Have you ever been pushed around on a movie set – or lost your temper?
Michael Caine: The last time I blew on a movie was The Last Valley (1970) and James Clavell was directing. They put me on this horse and it nearly killed me! I said: “I’m not a horseman!” But I found out it had a German name, Thunderbird. I led this charge and I couldn’t stop it and I came back to the set yelling and screaming at everybody, which I thought was quite natural because it had nearly killed me.
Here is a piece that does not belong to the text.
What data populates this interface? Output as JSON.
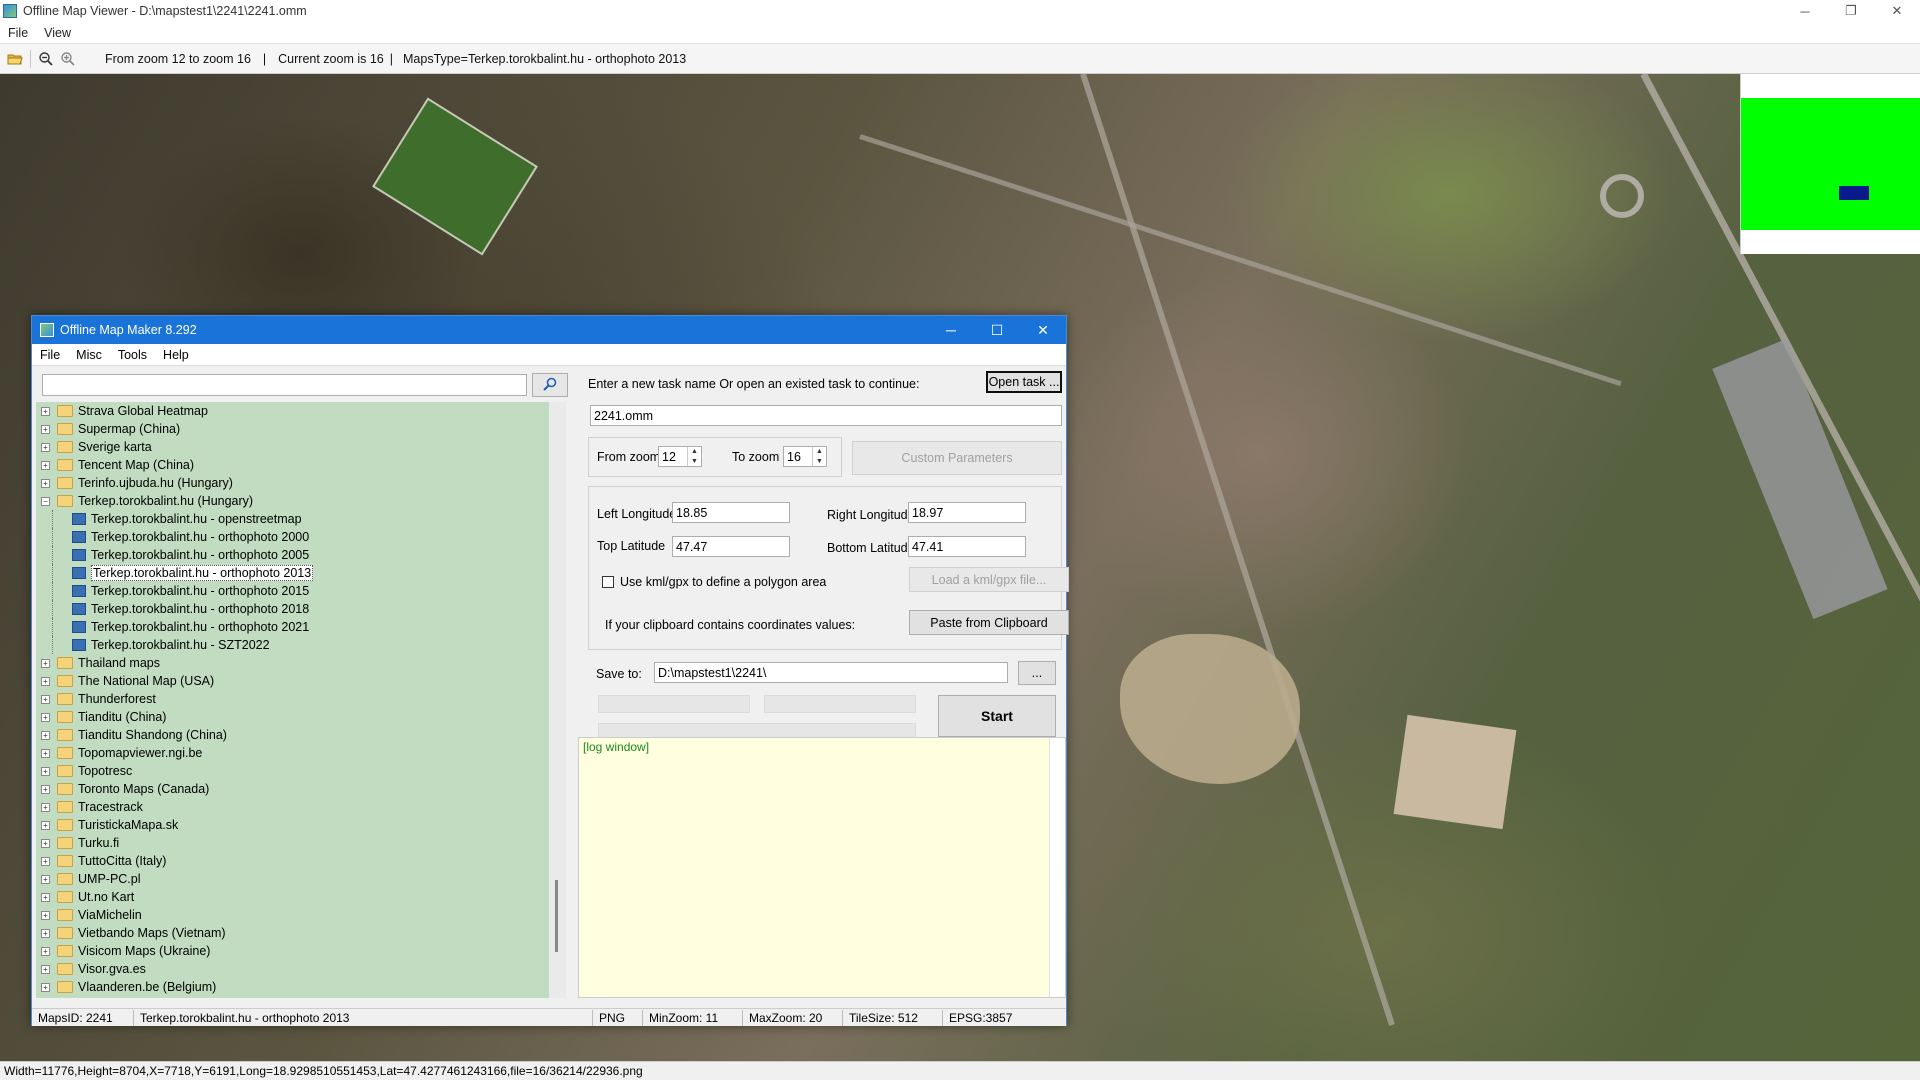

But then Jimmy Clavell – who had been a prisoner of the Japanese at the age of 14 and had a Japanese mentality – dismissed the crew for two hours and said: “Come and have a cup of tea with me.” During that he told me: “Anger is something you should only vent in front of intimates, and friends and relations. Never be angry in front of strangers because you lose face.” He said: “Anger is one of the most intimate of emotions and to expose it to strangers is one of the most stupid and sickening things to do. Never get angry with strangers because they are strangers. What you do with strangers is ignore them for ever more. No second chance, no sorry I did it, never accept an apology, but never, ever get angry with strangers…” And from that time on I have never lost my temper on a set no matter what happens.

b>Read our review of Sleuth

b>Read our interview with Kenneth Branagh